Japan's media reported that a Chinese diplomat here pressured a former lawmaker in August to withdraw the Dalai Lama's invitation, citing undesirable effects on Japan-China relations.
The lawmaker, who is a key member of Japan's Parliamentarian Group for Tibet, rejected the request.
Deputy Foreign Ministry spokesman, Jiro Okuyama, does not think the visit will damage relations, noting this is the Dalai Lama's 12 visit to Japan.
"It has been the constant position of the Japanese government that the questions relating to the status of Tibet is an internal affair of China and there is no change in the position of Japan," he said. "I think that China's concern this time around will not pose any difficulty for the bilateral relations between Japan and China."
The Dalai Lama's agenda includes several speeches and a panel discussion with Nobel Prize-winning physicist Masatoshi Koshiba on religion and science.
The Tibetan Buddhist leader will also make pilgrimages to famous Buddhist temples, as well as visit the Ise Shrine, one of holiest spots of the Shinto faith.

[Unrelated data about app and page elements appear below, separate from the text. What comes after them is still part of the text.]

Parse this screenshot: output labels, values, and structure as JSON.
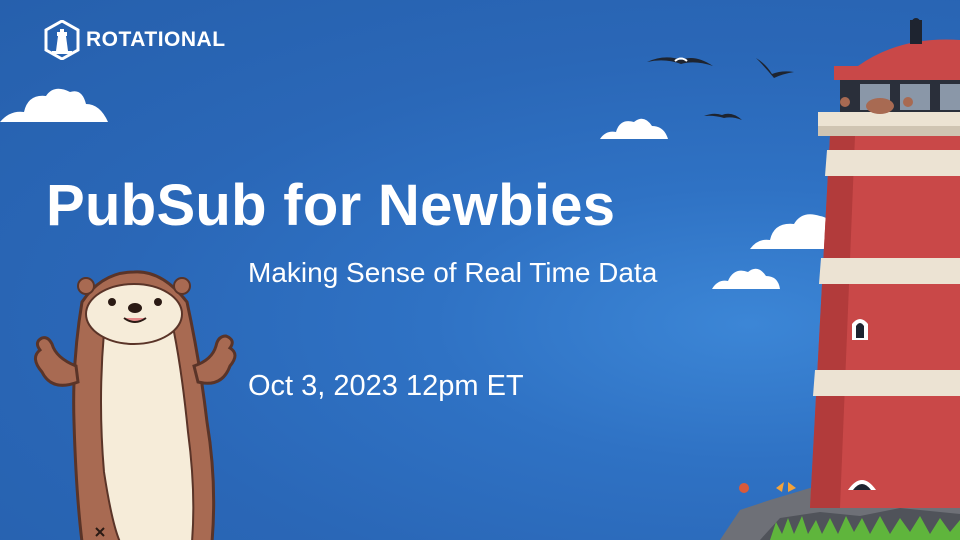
{
  "brand": {
    "name": "ROTATIONAL",
    "logo_icon": "lighthouse-hexagon-icon"
  },
  "slide": {
    "title": "PubSub for Newbies",
    "subtitle": "Making Sense of Real Time Data",
    "event_date": "Oct 3, 2023 12pm ET"
  },
  "illustrations": [
    "otter-mascot",
    "lighthouse",
    "seagulls",
    "clouds",
    "butterfly"
  ],
  "colors": {
    "background": "#2a67b7",
    "lighthouse_red": "#c94848",
    "lighthouse_stripe": "#ece3d3",
    "otter_brown": "#a86a52",
    "otter_belly": "#f6ecd9",
    "grass": "#5fb53c"
  }
}
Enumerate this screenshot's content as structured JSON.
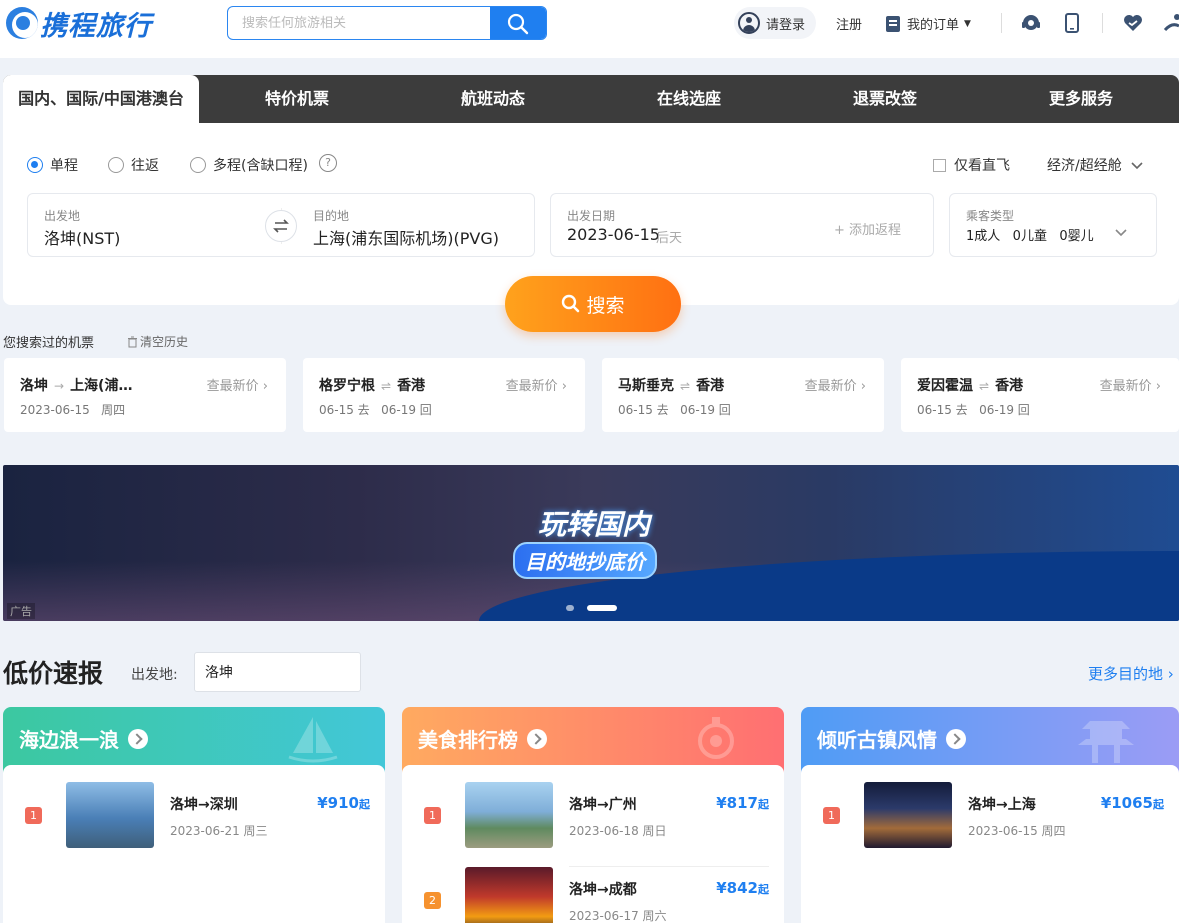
{
  "header": {
    "logo_text": "携程旅行",
    "search_placeholder": "搜索任何旅游相关",
    "login": "请登录",
    "register": "注册",
    "orders": "我的订单"
  },
  "tabs": [
    "国内、国际/中国港澳台",
    "特价机票",
    "航班动态",
    "在线选座",
    "退票改签",
    "更多服务"
  ],
  "trip_types": [
    "单程",
    "往返",
    "多程(含缺口程)"
  ],
  "selected_trip": "单程",
  "direct_only": "仅看直飞",
  "cabin": "经济/超经舱",
  "from": {
    "label": "出发地",
    "value": "洛坤(NST)"
  },
  "to": {
    "label": "目的地",
    "value": "上海(浦东国际机场)(PVG)"
  },
  "date": {
    "label": "出发日期",
    "value": "2023-06-15",
    "note": "后天",
    "add_return": "+ 添加返程"
  },
  "passengers": {
    "label": "乘客类型",
    "value": "1成人   0儿童   0婴儿"
  },
  "search_button": "搜索",
  "history": {
    "title": "您搜索过的机票",
    "clear": "清空历史",
    "items": [
      {
        "from": "洛坤",
        "to": "上海(浦…",
        "dates": "2023-06-15   周四",
        "price": "查最新价"
      },
      {
        "from": "格罗宁根",
        "to": "香港",
        "dates": "06-15 去   06-19 回",
        "price": "查最新价"
      },
      {
        "from": "马斯垂克",
        "to": "香港",
        "dates": "06-15 去   06-19 回",
        "price": "查最新价"
      },
      {
        "from": "爱因霍温",
        "to": "香港",
        "dates": "06-15 去   06-19 回",
        "price": "查最新价"
      }
    ]
  },
  "banner": {
    "title": "玩转国内",
    "subtitle": "目的地抄底价",
    "tag": "广告"
  },
  "deals": {
    "title": "低价速报",
    "departure_label": "出发地:",
    "departure_value": "洛坤",
    "more": "更多目的地 ›",
    "cards": [
      {
        "title": "海边浪一浪",
        "items": [
          {
            "rank": "1",
            "route": "洛坤→深圳",
            "date": "2023-06-21 周三",
            "price": "¥910",
            "suffix": "起"
          }
        ]
      },
      {
        "title": "美食排行榜",
        "items": [
          {
            "rank": "1",
            "route": "洛坤→广州",
            "date": "2023-06-18 周日",
            "price": "¥817",
            "suffix": "起"
          },
          {
            "rank": "2",
            "route": "洛坤→成都",
            "date": "2023-06-17 周六",
            "price": "¥842",
            "suffix": "起"
          }
        ]
      },
      {
        "title": "倾听古镇风情",
        "items": [
          {
            "rank": "1",
            "route": "洛坤→上海",
            "date": "2023-06-15 周四",
            "price": "¥1065",
            "suffix": "起"
          }
        ]
      }
    ]
  },
  "colors": {
    "primary": "#1f7ff0",
    "orange": "#ff7a12",
    "tabbar": "#3c3c3c"
  }
}
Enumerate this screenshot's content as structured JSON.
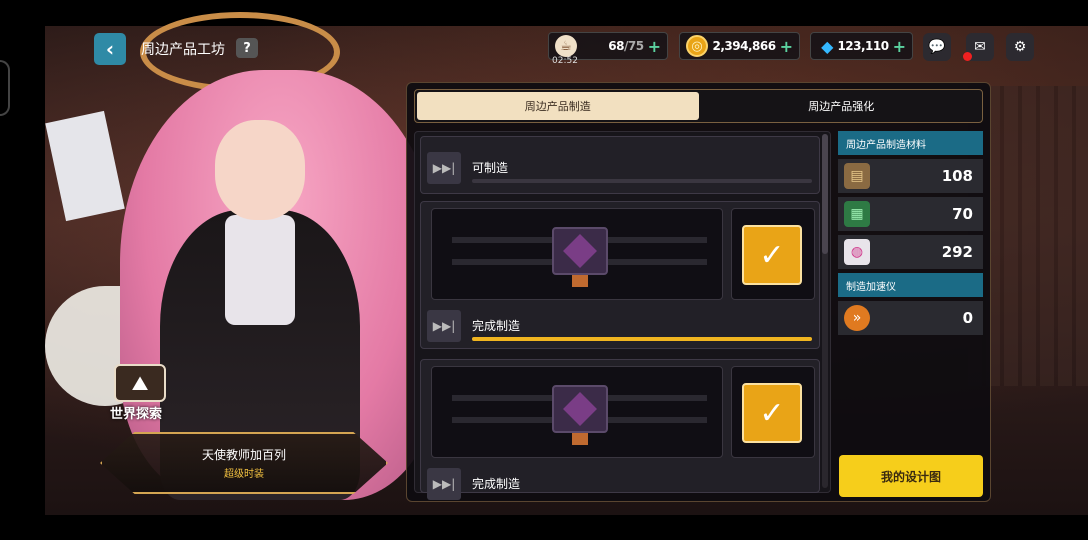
{
  "header": {
    "title": "周边产品工坊",
    "help_label": "?",
    "back_icon": "chevron-left-icon"
  },
  "resources": {
    "stamina": {
      "icon": "coffee-icon",
      "value": "68",
      "max": "/75",
      "timer": "02:52"
    },
    "gold": {
      "icon": "coin-icon",
      "value": "2,394,866"
    },
    "gems": {
      "icon": "diamond-icon",
      "value": "123,110"
    },
    "plus": "+"
  },
  "tabs": [
    {
      "label": "周边产品制造",
      "active": true
    },
    {
      "label": "周边产品强化",
      "active": false
    }
  ],
  "slots": [
    {
      "status": "可制造",
      "progress": 0
    },
    {
      "status": "完成制造",
      "progress": 1.0
    },
    {
      "status": "完成制造",
      "progress": 1.0
    }
  ],
  "skip_label": "▶▶|",
  "check_label": "✓",
  "materials": {
    "header": "周边产品制造材料",
    "items": [
      {
        "icon": "wood-plank-icon",
        "value": "108"
      },
      {
        "icon": "circuit-board-icon",
        "value": "70"
      },
      {
        "icon": "paint-bucket-icon",
        "value": "292"
      }
    ]
  },
  "accelerator": {
    "header": "制造加速仪",
    "items": [
      {
        "icon": "fast-forward-icon",
        "value": "0"
      }
    ]
  },
  "design_button": "我的设计图",
  "explore": {
    "label": "世界探索",
    "icon": "mountain-icon"
  },
  "character": {
    "name": "天使教师加百列",
    "tag": "超级时装"
  },
  "colors": {
    "accent": "#f6ce1b",
    "teal": "#1b6b86",
    "progress": "#f1b520"
  }
}
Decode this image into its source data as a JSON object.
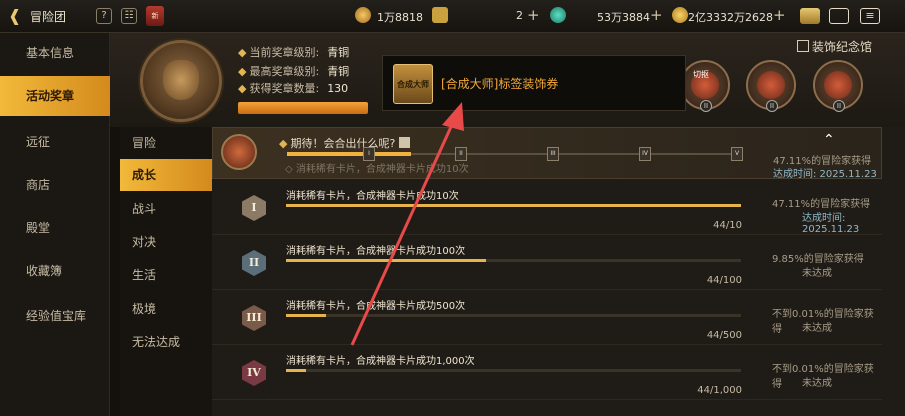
{
  "topbar": {
    "title": "冒险团",
    "badge": "新",
    "resources": [
      {
        "icon": "trophy-icon",
        "value": "1万8818"
      },
      {
        "icon": "coin-c-icon",
        "value": ""
      },
      {
        "icon": "gem-icon",
        "value": "2"
      },
      {
        "icon": "crystal-icon",
        "value": "53万3884"
      },
      {
        "icon": "gold-icon",
        "value": "2亿3332万2628"
      }
    ]
  },
  "sidebar": {
    "items": [
      {
        "label": "基本信息",
        "active": false
      },
      {
        "label": "活动奖章",
        "active": true
      },
      {
        "label": "远征",
        "active": false
      },
      {
        "label": "商店",
        "active": false
      },
      {
        "label": "殿堂",
        "active": false
      },
      {
        "label": "收藏簿",
        "active": false
      },
      {
        "label": "经验值宝库",
        "active": false
      }
    ]
  },
  "subnav": {
    "items": [
      {
        "label": "冒险",
        "active": false
      },
      {
        "label": "成长",
        "active": true
      },
      {
        "label": "战斗",
        "active": false
      },
      {
        "label": "对决",
        "active": false
      },
      {
        "label": "生活",
        "active": false
      },
      {
        "label": "极境",
        "active": false
      },
      {
        "label": "无法达成",
        "active": false
      }
    ]
  },
  "header": {
    "current_level_label": "当前奖章级别:",
    "current_level": "青铜",
    "max_level_label": "最高奖章级别:",
    "max_level": "青铜",
    "count_label": "获得奖章数量:",
    "count": "130",
    "decoration_link": "装饰纪念馆",
    "medal_label": "切抠"
  },
  "tooltip": {
    "thumb_text": "合成大师",
    "text": "[合成大师]标签装饰券"
  },
  "summary": {
    "hint": "期待！会合出什么呢?",
    "sub": "消耗稀有卡片，合成神器卡片成功10次",
    "nodes": [
      "I",
      "II",
      "III",
      "IV",
      "V"
    ],
    "rate": "47.11%的冒险家获得",
    "date": "达成时间: 2025.11.23"
  },
  "rows": [
    {
      "rank": "I",
      "desc": "消耗稀有卡片，合成神器卡片成功10次",
      "progress": 1.0,
      "count": "44/10",
      "rate": "47.11%的冒险家获得",
      "status": "达成时间: 2025.11.23",
      "achieved": true,
      "color": "#8a7a66"
    },
    {
      "rank": "II",
      "desc": "消耗稀有卡片，合成神器卡片成功100次",
      "progress": 0.44,
      "count": "44/100",
      "rate": "9.85%的冒险家获得",
      "status": "未达成",
      "achieved": false,
      "color": "#5a6f7a"
    },
    {
      "rank": "III",
      "desc": "消耗稀有卡片，合成神器卡片成功500次",
      "progress": 0.088,
      "count": "44/500",
      "rate": "不到0.01%的冒险家获得",
      "status": "未达成",
      "achieved": false,
      "color": "#7a5a48"
    },
    {
      "rank": "IV",
      "desc": "消耗稀有卡片，合成神器卡片成功1,000次",
      "progress": 0.044,
      "count": "44/1,000",
      "rate": "不到0.01%的冒险家获得",
      "status": "未达成",
      "achieved": false,
      "color": "#7a3a44"
    }
  ],
  "colors": {
    "accent": "#f2b93a",
    "annotation_arrow": "#e84a4a"
  }
}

The Dalai Lama fled Tibet in 1959, after a failed uprising against Chinese communist rule. He currently lives in exile in India.